==== RECORDS FOR THE TASK ====

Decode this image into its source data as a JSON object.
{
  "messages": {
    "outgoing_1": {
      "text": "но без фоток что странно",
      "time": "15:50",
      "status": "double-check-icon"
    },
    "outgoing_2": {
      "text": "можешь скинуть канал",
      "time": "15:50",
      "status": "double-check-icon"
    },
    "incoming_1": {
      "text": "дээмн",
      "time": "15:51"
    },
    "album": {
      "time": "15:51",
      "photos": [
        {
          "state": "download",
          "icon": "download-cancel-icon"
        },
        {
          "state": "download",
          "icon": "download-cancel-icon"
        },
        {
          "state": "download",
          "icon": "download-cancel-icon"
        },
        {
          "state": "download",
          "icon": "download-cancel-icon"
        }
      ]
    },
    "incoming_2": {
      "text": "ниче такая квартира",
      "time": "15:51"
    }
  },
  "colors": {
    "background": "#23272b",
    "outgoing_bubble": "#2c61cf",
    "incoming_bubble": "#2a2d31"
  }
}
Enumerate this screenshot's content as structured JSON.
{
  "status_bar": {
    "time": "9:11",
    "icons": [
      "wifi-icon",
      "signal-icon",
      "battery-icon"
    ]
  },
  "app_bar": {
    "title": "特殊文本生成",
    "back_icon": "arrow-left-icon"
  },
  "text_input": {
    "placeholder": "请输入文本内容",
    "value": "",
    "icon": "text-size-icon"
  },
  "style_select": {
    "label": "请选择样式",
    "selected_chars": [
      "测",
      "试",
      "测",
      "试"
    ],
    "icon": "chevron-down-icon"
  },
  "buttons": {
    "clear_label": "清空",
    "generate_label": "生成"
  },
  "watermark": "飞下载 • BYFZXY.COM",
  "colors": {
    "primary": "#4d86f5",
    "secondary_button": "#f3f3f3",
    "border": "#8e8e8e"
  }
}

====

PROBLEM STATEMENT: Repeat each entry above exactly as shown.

RESPONSE TO THIS EXERCISE:
Decode this image into its source data as a JSON object.
{
  "messages": {
    "outgoing_1": {
      "text": "но без фоток что странно",
      "time": "15:50",
      "status": "double-check-icon"
    },
    "outgoing_2": {
      "text": "можешь скинуть канал",
      "time": "15:50",
      "status": "double-check-icon"
    },
    "incoming_1": {
      "text": "дээмн",
      "time": "15:51"
    },
    "album": {
      "time": "15:51",
      "photos": [
        {
          "state": "download",
          "icon": "download-cancel-icon"
        },
        {
          "state": "download",
          "icon": "download-cancel-icon"
        },
        {
          "state": "download",
          "icon": "download-cancel-icon"
        },
        {
          "state": "download",
          "icon": "download-cancel-icon"
        }
      ]
    },
    "incoming_2": {
      "text": "ниче такая квартира",
      "time": "15:51"
    }
  },
  "colors": {
    "background": "#23272b",
    "outgoing_bubble": "#2c61cf",
    "incoming_bubble": "#2a2d31"
  }
}
Enumerate this screenshot's content as structured JSON.
{
  "status_bar": {
    "time": "9:11",
    "icons": [
      "wifi-icon",
      "signal-icon",
      "battery-icon"
    ]
  },
  "app_bar": {
    "title": "特殊文本生成",
    "back_icon": "arrow-left-icon"
  },
  "text_input": {
    "placeholder": "请输入文本内容",
    "value": "",
    "icon": "text-size-icon"
  },
  "style_select": {
    "label": "请选择样式",
    "selected_chars": [
      "测",
      "试",
      "测",
      "试"
    ],
    "icon": "chevron-down-icon"
  },
  "buttons": {
    "clear_label": "清空",
    "generate_label": "生成"
  },
  "watermark": "飞下载 • BYFZXY.COM",
  "colors": {
    "primary": "#4d86f5",
    "secondary_button": "#f3f3f3",
    "border": "#8e8e8e"
  }
}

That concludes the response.